Website and app data records:
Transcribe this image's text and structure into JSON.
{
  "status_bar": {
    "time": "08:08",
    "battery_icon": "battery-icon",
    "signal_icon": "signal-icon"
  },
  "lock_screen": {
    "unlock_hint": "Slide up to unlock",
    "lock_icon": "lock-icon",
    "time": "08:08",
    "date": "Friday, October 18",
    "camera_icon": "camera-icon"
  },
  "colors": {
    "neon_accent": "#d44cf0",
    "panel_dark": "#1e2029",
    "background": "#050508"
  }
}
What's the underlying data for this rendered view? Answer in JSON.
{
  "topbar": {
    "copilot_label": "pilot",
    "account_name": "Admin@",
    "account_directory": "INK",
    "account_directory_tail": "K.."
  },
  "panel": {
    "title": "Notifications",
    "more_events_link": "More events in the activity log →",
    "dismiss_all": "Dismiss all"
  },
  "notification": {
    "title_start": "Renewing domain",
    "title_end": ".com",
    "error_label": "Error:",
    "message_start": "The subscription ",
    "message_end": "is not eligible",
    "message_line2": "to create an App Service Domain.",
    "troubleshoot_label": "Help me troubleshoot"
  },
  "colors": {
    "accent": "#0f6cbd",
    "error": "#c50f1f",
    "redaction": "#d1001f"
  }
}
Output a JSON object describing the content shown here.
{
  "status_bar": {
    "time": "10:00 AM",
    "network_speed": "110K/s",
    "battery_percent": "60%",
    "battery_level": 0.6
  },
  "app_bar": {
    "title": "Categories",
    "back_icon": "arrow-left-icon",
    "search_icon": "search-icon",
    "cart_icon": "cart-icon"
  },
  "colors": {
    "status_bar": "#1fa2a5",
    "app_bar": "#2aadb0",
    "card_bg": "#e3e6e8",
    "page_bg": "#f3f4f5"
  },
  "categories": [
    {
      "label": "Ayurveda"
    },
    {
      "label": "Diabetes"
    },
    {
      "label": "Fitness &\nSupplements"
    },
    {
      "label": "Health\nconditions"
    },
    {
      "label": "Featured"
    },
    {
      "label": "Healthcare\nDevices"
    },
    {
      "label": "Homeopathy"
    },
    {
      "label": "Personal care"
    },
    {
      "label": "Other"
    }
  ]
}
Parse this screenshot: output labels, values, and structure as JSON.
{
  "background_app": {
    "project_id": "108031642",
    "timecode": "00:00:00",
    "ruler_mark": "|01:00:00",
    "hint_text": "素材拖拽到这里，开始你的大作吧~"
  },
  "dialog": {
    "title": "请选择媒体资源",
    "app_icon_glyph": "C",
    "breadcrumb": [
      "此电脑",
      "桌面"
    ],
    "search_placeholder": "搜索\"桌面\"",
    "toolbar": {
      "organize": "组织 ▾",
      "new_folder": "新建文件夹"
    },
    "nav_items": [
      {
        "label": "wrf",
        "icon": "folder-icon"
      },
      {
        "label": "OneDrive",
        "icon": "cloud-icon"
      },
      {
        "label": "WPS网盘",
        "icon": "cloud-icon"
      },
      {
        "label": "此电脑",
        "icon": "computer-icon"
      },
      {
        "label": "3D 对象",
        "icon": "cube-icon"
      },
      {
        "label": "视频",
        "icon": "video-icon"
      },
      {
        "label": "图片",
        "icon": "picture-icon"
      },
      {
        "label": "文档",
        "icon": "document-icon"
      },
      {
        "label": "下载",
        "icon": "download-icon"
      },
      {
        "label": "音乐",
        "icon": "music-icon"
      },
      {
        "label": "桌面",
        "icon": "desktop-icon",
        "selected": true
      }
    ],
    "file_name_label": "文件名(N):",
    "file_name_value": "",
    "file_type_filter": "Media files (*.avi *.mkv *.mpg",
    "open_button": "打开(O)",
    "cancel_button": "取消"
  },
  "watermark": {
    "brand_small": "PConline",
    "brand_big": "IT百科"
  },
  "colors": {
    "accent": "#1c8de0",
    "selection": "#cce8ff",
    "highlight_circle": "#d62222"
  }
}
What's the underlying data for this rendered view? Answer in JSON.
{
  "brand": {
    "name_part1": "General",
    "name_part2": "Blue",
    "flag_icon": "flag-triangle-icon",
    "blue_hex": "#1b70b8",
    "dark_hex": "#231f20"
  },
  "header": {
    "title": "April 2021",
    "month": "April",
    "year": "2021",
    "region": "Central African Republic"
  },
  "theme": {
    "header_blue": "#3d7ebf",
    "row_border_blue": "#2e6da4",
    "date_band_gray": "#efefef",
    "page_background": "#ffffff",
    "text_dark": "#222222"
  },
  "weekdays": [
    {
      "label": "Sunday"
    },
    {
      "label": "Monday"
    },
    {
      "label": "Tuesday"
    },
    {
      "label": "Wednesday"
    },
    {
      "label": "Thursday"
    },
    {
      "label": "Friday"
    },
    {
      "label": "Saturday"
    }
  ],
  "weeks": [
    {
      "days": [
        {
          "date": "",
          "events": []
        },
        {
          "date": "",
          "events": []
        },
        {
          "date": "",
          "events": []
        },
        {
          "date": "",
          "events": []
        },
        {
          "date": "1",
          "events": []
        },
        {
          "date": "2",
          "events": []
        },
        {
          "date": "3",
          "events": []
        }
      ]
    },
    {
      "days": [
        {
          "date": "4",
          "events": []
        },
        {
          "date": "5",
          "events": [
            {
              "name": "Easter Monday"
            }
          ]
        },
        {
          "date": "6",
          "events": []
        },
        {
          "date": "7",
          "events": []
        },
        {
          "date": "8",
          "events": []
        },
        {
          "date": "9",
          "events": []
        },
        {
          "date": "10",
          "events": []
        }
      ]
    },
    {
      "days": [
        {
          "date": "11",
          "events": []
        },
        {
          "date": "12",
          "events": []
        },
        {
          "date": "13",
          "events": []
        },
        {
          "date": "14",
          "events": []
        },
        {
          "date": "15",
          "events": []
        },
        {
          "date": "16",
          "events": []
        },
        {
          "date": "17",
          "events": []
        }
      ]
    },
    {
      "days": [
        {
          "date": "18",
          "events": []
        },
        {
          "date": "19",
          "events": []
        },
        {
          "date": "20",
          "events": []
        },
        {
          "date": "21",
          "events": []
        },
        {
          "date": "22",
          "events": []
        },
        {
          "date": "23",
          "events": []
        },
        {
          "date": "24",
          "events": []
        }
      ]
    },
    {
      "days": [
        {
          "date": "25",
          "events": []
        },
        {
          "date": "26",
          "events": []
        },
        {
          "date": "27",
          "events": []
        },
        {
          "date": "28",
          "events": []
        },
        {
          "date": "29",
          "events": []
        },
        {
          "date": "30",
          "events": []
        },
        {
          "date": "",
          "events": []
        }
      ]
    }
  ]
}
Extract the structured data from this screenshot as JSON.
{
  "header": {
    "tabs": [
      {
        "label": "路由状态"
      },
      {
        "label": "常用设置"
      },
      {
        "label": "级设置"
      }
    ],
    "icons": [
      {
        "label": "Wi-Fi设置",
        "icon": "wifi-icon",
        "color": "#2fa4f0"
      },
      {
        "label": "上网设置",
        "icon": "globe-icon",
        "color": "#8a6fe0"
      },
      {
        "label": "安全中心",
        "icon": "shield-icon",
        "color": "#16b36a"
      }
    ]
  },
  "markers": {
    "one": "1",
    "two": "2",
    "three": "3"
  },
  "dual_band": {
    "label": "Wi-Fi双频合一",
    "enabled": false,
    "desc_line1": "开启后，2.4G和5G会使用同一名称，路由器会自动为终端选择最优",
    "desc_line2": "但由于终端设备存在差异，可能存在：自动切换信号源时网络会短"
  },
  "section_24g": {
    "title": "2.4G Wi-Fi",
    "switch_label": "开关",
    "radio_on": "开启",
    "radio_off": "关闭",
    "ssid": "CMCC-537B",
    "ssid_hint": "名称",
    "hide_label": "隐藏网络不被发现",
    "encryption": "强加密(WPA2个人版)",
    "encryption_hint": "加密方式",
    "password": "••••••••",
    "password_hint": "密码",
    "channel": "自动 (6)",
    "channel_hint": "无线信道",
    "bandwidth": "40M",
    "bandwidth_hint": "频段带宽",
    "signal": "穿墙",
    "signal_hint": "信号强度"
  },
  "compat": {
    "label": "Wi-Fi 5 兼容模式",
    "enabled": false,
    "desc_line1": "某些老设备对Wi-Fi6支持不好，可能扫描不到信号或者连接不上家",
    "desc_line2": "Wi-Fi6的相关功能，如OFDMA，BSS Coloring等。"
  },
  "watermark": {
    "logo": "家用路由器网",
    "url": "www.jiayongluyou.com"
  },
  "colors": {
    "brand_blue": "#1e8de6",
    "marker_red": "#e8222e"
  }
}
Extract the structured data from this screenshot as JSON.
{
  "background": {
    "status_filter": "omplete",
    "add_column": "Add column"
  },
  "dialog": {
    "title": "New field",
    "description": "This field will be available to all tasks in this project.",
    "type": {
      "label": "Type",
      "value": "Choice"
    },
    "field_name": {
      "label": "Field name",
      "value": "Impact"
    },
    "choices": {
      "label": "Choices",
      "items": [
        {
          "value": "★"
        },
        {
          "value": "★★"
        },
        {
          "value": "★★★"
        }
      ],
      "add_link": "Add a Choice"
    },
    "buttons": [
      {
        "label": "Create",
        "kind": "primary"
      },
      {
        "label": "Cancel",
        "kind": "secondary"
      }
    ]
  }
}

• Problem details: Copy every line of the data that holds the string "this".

• Answer box:
Transcribe this image's text and structure into JSON.
What's the underlying data for this rendered view? Answer in JSON.
Parse this screenshot: output labels, values, and structure as JSON.
What's the underlying data for this rendered view? Answer in JSON.
Extract the structured data from this screenshot as JSON.
Extract the structured data from this screenshot as JSON.
    "description": "This field will be available to all tasks in this project.",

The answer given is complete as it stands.